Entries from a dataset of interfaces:
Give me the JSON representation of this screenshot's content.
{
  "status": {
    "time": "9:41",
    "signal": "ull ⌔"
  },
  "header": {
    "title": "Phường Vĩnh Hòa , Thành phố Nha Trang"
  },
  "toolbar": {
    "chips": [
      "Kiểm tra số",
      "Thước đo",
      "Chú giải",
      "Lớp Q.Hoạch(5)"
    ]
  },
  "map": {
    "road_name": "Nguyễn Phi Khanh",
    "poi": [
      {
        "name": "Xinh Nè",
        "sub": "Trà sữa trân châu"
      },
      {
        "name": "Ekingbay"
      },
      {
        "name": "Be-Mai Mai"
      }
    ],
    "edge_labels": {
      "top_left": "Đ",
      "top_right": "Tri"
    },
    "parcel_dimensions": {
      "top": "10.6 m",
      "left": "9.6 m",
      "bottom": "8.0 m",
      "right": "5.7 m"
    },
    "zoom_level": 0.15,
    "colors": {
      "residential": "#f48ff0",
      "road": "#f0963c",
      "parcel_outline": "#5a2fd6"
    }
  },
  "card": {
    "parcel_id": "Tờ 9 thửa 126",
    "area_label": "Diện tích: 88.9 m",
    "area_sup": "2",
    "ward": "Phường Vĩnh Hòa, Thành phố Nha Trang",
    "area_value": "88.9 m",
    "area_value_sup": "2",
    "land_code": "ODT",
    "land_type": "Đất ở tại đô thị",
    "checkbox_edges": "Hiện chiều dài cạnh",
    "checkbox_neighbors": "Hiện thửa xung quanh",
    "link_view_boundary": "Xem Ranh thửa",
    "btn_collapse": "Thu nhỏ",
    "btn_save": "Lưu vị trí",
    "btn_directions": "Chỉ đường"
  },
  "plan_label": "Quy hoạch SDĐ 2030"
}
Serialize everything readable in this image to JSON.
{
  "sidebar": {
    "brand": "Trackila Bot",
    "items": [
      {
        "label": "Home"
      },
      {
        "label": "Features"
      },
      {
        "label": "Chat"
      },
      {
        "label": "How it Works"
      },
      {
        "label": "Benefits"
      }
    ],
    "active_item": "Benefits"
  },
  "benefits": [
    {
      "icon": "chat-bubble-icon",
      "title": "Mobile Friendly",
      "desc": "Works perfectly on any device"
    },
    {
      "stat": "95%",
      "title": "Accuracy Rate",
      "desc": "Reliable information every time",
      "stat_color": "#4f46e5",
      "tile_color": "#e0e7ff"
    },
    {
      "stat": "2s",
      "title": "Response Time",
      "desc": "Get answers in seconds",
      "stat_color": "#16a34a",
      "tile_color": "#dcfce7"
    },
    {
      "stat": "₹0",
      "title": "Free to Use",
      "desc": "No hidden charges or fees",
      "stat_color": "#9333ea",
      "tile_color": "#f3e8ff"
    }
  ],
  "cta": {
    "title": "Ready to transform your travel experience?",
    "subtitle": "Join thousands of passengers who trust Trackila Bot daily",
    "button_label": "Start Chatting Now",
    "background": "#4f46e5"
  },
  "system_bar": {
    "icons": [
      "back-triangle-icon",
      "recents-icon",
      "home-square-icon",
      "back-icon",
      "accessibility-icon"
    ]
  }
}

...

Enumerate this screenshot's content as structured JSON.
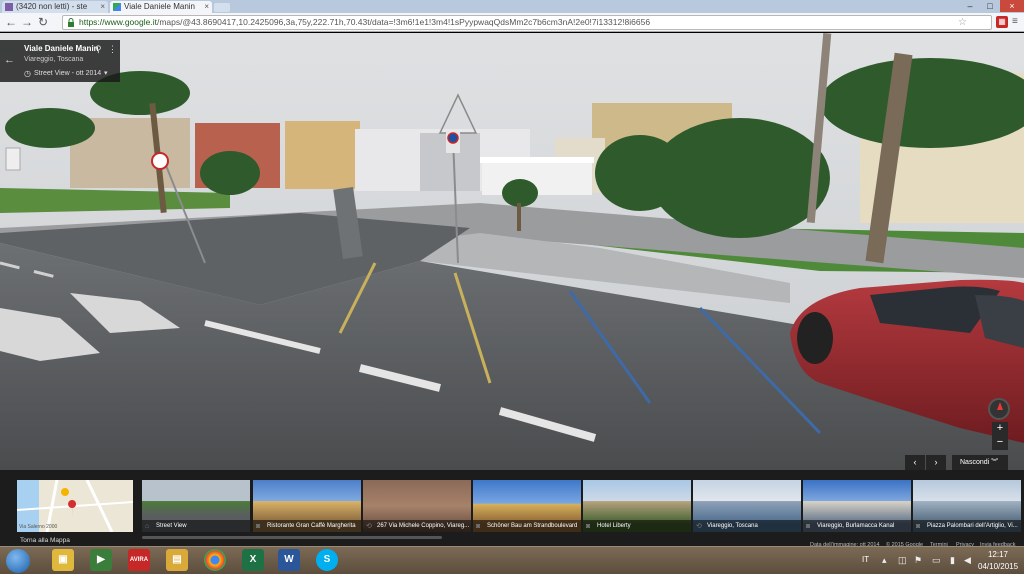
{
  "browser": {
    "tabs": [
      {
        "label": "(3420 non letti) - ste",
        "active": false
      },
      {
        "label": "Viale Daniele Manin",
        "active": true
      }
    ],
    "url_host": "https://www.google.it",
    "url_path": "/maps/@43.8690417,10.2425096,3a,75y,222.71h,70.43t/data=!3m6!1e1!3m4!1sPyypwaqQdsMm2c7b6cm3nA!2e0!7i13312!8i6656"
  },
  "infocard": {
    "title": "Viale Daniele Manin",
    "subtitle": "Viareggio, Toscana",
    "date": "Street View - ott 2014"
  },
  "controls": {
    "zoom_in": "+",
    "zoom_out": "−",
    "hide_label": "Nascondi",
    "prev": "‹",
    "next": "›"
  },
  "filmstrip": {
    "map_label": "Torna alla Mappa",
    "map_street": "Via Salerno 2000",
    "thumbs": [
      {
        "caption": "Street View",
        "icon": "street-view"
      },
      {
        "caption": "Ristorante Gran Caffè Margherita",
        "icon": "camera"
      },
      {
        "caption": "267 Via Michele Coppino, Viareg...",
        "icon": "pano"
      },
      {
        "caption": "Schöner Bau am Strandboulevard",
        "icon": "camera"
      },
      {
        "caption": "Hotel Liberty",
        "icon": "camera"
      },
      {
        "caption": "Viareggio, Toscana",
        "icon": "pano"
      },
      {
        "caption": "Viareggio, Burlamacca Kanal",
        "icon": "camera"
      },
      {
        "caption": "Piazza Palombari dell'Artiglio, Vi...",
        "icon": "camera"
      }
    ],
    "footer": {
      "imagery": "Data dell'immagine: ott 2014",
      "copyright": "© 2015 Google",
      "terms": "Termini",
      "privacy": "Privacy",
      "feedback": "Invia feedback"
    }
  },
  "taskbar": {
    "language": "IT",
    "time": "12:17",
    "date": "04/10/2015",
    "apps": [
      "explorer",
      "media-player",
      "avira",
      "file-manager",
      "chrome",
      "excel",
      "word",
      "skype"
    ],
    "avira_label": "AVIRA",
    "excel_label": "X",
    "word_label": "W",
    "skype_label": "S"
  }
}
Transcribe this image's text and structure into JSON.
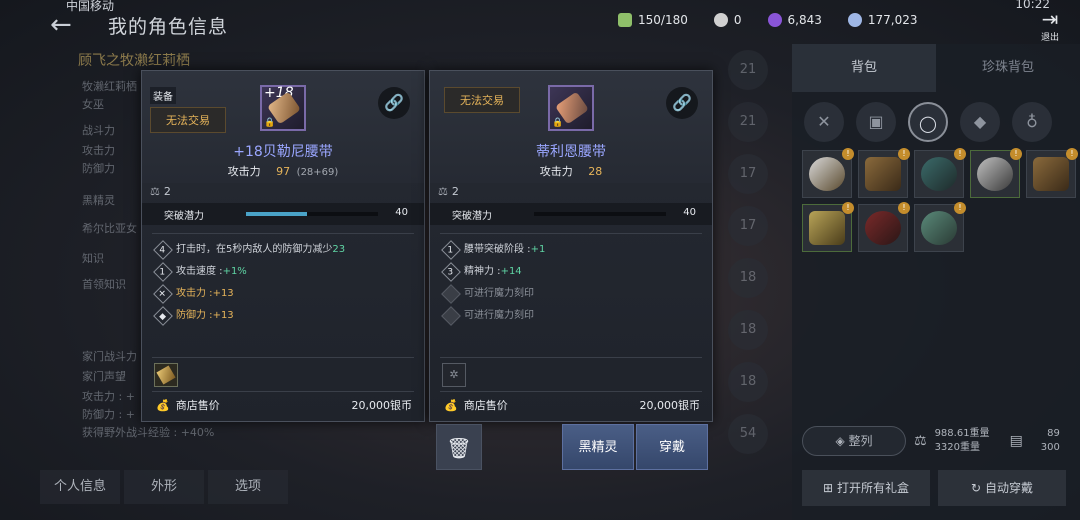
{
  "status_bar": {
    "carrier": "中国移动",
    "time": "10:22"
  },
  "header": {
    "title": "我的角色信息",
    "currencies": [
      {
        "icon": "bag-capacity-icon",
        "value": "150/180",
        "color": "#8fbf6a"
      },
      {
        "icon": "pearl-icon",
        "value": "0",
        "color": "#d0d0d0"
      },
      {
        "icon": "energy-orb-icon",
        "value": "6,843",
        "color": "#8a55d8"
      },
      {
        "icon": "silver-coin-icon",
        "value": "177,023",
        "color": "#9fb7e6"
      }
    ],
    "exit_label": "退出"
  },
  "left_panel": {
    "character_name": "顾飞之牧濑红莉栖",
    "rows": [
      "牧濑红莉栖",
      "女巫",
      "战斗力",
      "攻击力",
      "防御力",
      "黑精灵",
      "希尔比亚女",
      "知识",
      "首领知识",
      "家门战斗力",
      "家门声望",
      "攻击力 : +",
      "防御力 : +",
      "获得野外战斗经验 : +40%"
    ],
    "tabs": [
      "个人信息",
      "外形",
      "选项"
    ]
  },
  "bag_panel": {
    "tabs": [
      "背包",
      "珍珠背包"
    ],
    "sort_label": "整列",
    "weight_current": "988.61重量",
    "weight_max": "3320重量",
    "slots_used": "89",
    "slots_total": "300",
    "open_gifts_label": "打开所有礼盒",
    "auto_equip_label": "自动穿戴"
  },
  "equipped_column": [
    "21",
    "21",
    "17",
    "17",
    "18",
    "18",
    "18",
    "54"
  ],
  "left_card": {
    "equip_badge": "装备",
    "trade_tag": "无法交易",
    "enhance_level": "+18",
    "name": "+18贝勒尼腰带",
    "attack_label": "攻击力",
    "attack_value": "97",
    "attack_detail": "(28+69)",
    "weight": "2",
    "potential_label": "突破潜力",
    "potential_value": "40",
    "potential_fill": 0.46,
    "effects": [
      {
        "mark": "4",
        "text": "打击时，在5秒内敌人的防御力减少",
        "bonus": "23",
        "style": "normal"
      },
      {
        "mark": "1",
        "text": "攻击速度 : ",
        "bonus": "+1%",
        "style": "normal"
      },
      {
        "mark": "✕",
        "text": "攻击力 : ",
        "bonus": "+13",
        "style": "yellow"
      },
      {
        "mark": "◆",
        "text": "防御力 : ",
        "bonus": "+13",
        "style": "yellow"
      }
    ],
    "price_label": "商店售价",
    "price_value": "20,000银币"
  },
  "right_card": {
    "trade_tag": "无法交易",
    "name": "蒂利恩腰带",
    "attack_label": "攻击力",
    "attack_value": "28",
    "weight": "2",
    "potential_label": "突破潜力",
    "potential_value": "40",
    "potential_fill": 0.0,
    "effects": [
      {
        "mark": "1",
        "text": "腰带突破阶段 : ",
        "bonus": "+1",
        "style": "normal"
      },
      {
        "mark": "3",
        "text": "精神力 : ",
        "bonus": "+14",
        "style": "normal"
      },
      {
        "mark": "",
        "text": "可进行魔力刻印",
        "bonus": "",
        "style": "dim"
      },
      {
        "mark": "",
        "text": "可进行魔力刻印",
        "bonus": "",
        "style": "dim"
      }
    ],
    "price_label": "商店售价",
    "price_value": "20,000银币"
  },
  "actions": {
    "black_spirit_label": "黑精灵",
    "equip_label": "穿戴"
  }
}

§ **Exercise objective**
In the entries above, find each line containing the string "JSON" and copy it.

§ **Answer for this exercise**
Give me the JSON representation of this screenshot's content.
Serialize everything readable in this image to JSON.
Enumerate this screenshot's content as structured JSON.
Transcribe this image's text and structure into JSON.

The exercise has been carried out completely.